Some schools just seem to beckon to you as you enter. Providing a sense of belonging and acceptance, they offer a warm atmosphere that is at once comforting and vibrant. Genuine learning occurs in those schools along with a spirit of support and camaraderie that you can feel throughout the building. Most important, both students and teachers enjoy being there.
That’s my kind of school. Its culture encompasses all the qualities I most value in a school: respect for teacher input and student voice; emphasis on teaching the whole child, including empathy for students’ struggles coupled with celebration of their progress; and multiple opportunities for everyone to thrive. Even though no school is perfect, schools like this—whose cultures reflect the values of their faculty, and not just that of the administrators—are more unified and a better place for those teachers to work. They’re usually a pretty great place for students to learn as well.
Conversely, schools that are misaligned with the values of their faculty tend to create an us-against-them work environment. This pits teachers and administrators against each other while also turning teachers and students into adversaries. The result is a seemingly endless war. Of course, students often are caught in the crossfire between teachers and administrators, quickly becoming casualties of the war. No one wins in that educational environment.
So here are the real questions: Does your school culture match your values? Does it line up with your educational philosophy? Does it correspond to your perspective on the best way to interact with students? How about your view of teachers’ professional autonomy and input — does your school’s culture run parallel to that?

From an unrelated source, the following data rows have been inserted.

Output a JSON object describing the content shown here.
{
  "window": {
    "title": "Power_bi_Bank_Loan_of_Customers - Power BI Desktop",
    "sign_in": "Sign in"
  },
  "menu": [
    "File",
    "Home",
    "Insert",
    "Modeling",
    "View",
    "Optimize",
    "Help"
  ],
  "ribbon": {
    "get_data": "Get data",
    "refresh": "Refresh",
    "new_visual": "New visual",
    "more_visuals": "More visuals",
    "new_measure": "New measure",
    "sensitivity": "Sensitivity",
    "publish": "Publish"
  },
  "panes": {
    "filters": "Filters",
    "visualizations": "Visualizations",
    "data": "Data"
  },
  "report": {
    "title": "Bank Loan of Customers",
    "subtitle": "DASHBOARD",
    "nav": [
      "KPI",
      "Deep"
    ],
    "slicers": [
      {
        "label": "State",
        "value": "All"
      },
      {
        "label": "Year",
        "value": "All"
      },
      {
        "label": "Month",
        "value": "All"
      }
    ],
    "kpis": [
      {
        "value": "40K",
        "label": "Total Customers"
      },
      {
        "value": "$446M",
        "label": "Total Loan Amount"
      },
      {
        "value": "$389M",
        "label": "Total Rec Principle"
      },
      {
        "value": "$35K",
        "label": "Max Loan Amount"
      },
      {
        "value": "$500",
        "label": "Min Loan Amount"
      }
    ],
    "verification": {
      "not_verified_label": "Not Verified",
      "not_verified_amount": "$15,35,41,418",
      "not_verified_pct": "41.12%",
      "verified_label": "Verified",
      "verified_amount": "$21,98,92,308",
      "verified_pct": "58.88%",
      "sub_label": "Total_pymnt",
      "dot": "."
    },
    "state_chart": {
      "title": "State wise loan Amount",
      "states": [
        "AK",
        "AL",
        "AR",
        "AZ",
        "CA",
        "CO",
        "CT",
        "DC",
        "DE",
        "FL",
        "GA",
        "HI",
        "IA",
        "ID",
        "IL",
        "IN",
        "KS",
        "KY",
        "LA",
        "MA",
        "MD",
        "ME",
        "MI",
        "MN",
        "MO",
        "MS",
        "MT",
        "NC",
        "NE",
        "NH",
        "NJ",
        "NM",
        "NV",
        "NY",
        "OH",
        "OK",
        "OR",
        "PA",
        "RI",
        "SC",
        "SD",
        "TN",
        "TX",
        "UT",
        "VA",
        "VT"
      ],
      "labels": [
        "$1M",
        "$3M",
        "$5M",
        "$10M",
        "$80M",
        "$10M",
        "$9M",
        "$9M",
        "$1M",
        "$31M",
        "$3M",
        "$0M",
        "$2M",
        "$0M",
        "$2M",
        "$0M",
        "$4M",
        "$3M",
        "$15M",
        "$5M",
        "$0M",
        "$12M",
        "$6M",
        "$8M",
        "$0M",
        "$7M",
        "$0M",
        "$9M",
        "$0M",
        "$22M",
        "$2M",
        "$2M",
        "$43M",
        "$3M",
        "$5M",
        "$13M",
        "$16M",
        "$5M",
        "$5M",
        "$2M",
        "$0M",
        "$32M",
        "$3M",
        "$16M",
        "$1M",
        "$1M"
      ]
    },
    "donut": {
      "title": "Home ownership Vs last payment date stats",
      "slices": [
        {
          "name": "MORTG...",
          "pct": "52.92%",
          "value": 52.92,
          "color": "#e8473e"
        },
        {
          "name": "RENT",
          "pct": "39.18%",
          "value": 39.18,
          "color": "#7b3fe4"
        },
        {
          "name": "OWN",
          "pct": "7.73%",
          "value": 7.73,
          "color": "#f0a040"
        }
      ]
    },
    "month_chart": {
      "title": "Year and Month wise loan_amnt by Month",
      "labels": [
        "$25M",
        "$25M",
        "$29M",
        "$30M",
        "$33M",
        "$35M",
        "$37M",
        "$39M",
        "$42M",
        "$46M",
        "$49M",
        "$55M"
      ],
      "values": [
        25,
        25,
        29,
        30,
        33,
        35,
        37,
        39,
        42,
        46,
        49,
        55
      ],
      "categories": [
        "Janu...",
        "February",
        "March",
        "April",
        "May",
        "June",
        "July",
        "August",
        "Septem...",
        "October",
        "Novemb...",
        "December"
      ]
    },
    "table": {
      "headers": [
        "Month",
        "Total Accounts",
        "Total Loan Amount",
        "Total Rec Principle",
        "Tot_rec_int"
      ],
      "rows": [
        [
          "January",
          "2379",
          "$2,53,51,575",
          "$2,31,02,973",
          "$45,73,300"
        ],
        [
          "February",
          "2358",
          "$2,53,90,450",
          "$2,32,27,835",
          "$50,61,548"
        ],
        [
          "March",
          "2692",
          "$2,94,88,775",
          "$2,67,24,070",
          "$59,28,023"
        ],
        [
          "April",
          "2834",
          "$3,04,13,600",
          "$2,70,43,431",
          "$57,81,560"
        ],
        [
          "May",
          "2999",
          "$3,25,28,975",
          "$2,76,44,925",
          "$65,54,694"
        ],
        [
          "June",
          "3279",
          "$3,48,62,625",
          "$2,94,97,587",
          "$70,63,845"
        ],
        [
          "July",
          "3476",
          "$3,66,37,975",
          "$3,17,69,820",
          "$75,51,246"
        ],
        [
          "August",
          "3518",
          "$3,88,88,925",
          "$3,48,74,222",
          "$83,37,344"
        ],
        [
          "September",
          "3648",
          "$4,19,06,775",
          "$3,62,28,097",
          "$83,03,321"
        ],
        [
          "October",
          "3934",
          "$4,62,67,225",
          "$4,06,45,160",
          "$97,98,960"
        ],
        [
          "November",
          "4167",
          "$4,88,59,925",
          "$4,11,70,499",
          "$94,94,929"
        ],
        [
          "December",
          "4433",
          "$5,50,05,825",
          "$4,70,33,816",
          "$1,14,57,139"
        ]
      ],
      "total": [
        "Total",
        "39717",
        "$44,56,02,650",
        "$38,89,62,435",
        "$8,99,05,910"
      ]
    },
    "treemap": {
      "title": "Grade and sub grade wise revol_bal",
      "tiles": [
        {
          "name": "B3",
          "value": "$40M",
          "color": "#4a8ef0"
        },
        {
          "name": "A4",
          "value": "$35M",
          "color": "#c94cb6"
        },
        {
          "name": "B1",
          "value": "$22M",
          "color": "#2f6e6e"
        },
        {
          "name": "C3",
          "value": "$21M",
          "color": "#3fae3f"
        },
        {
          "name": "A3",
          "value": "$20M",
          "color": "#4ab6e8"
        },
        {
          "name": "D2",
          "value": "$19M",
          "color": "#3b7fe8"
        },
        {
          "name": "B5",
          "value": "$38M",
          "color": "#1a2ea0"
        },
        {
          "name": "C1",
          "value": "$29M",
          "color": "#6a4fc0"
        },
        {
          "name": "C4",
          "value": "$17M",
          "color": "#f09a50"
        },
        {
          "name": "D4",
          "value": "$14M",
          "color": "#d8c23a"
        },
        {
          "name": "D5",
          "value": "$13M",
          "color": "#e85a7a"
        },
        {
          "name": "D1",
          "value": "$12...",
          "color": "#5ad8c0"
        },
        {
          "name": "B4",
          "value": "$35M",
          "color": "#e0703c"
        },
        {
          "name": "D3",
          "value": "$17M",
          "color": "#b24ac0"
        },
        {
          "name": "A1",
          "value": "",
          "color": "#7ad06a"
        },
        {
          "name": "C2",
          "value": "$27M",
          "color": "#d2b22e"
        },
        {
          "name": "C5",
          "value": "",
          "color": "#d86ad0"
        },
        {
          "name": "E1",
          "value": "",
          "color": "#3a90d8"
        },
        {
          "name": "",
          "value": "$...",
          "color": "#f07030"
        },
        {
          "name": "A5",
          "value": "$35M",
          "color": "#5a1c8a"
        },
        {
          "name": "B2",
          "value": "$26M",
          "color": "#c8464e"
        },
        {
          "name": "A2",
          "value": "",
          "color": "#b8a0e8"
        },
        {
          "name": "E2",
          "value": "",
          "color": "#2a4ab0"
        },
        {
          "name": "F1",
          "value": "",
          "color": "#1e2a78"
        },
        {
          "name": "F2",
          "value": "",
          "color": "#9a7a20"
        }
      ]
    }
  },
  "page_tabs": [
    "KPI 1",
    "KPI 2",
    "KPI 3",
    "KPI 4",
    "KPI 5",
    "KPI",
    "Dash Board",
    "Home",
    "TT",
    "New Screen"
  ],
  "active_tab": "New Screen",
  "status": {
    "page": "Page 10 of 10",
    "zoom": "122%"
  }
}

All educators need to assess how much their school culture corresponds to their own educational values. To the extent that it does, that school’s culture becomes the foundation for educators’ professional excellence. It also undergirds students’ academic and individual success.
Likewise, when that school culture is contrary to educators’ values, that culture tends to undermine everything the teachers attempt to do. It also erodes students’ ambitions and even their confidence in their ability to accomplish them. Such cultures are centered around compliance, without regard for what really matters in education.
Now is a good time to reflect on your school’s culture, to make that assessment. In fact, even without asking yourself, you already know your level of satisfaction with the way your school is run, the atmosphere in which you work and students learn, the interactions among educators as well as between educators and students. If your satisfaction is high, congratulations on finding such a great work environment.
On the other hand, if your school’s culture is out of step with your values, unless the administration is revamped, you’re not likely to see an overhaul of that culture. You’re also not likely to thrive there. In that case, the only element left for you to determine is whether you belong there. Either way, your professional satisfaction depends on it.